The Missing

by Roger Robinson

As it their bodies became lighter,
ten of those seated
in front pews began to float,
and then to lie down as it on
a bed. Then pass down the aisle,
as it on a conveyor belt of pure air,
slow as a funeral cortege,
past the congregants, some Sinking
to their knees in prayer.
One woman, rocking back and forth,
muttered, What about me lord,
why not me?

The Risen stream slowly, so slowly
Out the gothic doors
and up to the sky, finches darting
deftly between them.

Ten streets away,
a husband tries to hold onto the feet
of his floating wite. At times her force
lits him slightly off the ground,
his grip slipping. He falls
to his knees with just her high-
heeled shoe in his hand.
He shields and squints his eyes
as she is backlit by the sun.

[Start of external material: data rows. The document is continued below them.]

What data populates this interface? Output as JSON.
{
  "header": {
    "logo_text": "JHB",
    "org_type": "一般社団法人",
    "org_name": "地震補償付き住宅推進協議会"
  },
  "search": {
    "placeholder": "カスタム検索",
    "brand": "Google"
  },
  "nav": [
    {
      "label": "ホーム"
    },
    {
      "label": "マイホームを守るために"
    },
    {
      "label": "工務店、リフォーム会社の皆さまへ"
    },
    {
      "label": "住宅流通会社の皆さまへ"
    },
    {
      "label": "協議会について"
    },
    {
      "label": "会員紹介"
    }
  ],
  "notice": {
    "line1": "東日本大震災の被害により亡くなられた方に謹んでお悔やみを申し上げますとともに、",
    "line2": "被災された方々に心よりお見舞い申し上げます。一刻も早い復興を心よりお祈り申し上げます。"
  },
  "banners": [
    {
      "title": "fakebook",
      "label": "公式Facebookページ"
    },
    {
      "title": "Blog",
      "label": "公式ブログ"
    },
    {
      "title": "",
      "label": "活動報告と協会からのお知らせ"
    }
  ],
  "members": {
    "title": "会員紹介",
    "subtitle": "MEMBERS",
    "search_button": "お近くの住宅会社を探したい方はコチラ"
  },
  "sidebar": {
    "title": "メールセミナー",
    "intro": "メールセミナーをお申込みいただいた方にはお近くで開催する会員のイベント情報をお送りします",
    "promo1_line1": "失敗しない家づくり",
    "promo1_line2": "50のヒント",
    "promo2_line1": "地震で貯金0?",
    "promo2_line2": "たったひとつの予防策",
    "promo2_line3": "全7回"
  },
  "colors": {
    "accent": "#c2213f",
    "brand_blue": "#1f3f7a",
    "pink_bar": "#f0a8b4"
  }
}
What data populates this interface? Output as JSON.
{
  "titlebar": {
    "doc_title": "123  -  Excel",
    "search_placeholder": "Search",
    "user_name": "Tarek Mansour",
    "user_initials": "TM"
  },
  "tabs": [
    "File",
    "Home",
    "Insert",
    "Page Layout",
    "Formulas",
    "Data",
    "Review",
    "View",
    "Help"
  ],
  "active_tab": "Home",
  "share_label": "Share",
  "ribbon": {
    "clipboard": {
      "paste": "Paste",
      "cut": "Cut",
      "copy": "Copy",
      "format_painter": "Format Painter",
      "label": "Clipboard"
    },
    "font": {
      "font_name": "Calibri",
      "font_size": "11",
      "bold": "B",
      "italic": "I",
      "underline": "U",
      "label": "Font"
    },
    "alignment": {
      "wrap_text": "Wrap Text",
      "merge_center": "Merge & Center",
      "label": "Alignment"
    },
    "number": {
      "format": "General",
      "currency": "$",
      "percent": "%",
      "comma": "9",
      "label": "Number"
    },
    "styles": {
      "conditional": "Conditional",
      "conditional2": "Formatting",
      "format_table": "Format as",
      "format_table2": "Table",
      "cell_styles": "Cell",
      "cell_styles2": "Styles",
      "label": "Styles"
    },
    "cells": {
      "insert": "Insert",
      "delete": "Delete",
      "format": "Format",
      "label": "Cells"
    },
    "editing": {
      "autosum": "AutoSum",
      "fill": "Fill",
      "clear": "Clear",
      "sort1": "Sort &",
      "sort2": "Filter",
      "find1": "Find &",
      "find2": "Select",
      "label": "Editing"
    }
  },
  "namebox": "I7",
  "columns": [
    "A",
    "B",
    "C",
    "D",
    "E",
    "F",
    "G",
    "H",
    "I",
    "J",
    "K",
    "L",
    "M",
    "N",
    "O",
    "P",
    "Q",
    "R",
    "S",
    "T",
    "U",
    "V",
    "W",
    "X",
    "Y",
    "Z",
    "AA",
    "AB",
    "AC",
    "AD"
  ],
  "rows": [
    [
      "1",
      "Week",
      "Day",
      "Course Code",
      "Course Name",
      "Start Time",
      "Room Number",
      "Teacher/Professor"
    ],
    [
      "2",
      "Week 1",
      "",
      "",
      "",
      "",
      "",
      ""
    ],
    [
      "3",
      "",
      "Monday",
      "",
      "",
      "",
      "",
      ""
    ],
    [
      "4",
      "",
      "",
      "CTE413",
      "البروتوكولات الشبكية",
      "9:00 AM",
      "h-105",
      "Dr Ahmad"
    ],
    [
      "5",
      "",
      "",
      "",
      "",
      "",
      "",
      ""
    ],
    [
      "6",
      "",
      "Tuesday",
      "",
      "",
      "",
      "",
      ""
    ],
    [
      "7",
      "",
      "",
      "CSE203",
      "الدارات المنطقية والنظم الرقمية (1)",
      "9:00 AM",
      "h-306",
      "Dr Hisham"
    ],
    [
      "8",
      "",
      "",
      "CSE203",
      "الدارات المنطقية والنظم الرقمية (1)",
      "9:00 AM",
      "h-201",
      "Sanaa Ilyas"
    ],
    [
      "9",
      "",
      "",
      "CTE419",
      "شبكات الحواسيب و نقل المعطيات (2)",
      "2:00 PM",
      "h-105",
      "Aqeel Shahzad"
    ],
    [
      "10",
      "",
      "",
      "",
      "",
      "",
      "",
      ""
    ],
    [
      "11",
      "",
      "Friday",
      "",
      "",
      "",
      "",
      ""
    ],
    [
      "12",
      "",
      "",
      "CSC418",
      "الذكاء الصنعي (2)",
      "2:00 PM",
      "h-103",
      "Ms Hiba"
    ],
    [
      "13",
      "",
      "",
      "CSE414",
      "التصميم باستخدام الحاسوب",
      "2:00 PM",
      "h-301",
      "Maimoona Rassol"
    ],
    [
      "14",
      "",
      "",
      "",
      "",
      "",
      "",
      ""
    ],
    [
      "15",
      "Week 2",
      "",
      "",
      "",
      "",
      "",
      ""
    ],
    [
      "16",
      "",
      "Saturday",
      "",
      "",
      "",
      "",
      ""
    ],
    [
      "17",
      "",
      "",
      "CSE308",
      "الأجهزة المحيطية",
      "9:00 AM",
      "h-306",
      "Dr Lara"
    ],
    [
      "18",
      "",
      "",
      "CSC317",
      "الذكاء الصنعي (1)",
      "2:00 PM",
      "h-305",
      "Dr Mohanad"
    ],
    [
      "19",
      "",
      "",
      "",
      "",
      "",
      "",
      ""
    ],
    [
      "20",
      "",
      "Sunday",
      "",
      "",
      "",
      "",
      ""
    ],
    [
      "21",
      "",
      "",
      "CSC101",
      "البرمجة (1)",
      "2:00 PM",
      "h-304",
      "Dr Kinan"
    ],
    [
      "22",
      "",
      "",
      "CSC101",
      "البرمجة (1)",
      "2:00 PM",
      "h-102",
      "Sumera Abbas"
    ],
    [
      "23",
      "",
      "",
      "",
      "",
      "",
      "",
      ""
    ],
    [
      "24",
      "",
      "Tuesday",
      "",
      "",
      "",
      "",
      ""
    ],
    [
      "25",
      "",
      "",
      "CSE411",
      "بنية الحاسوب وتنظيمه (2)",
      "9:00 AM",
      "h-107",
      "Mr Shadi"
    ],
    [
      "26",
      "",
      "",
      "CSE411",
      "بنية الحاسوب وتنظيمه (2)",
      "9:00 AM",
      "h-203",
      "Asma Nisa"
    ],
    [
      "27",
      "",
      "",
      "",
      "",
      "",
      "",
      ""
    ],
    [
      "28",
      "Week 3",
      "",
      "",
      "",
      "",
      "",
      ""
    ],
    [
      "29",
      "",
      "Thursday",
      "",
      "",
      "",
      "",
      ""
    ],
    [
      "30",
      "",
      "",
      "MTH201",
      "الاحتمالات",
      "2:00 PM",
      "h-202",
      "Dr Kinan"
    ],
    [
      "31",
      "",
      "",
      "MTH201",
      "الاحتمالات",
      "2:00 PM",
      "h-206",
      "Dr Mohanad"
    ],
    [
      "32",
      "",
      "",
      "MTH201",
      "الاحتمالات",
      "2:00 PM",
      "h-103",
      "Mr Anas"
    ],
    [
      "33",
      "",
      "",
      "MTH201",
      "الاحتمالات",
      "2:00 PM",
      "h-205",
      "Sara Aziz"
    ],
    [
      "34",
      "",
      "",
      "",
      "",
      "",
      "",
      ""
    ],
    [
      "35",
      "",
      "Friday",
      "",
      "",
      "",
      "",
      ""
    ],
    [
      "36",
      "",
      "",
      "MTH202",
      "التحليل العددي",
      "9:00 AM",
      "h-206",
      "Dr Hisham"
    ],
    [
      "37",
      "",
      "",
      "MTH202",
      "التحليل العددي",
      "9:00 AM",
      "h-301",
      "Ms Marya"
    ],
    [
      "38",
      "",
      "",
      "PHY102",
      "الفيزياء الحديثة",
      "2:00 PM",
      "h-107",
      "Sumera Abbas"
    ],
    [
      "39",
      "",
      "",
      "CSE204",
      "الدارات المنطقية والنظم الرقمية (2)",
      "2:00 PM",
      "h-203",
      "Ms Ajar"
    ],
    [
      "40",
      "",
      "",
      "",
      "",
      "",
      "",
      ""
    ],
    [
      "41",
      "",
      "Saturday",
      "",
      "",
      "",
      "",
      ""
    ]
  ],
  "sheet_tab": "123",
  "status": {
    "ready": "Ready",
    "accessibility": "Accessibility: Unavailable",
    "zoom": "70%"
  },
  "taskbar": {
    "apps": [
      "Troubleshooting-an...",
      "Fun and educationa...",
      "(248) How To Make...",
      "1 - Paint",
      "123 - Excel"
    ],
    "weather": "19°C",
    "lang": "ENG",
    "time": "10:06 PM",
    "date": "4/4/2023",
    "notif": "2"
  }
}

A hundred people start tloating
from the windows of a tower block;
from far enough away they could be
black smoke trom spreading flames.

A father with his child on top his shoulders;
men in sandcoloured galibeas; a woman
with an Elvis quitt and vintage glasses,
a deep indigo hijab flapping in the wind;
an artist in a wax-cloth headwrap:
all airborne, these superheroes,
this airborne pageantry of faith,
this flock of believers.

Amongst the cirrus clouds, floating like hair,
they begin to look like a separate cily.
Someone looking on could mistake them
tor new arrivants to earth.
They are the city of the missing.
We, now, the cily of the stayed.

A Portable Paradise

Last updated March 07, 2023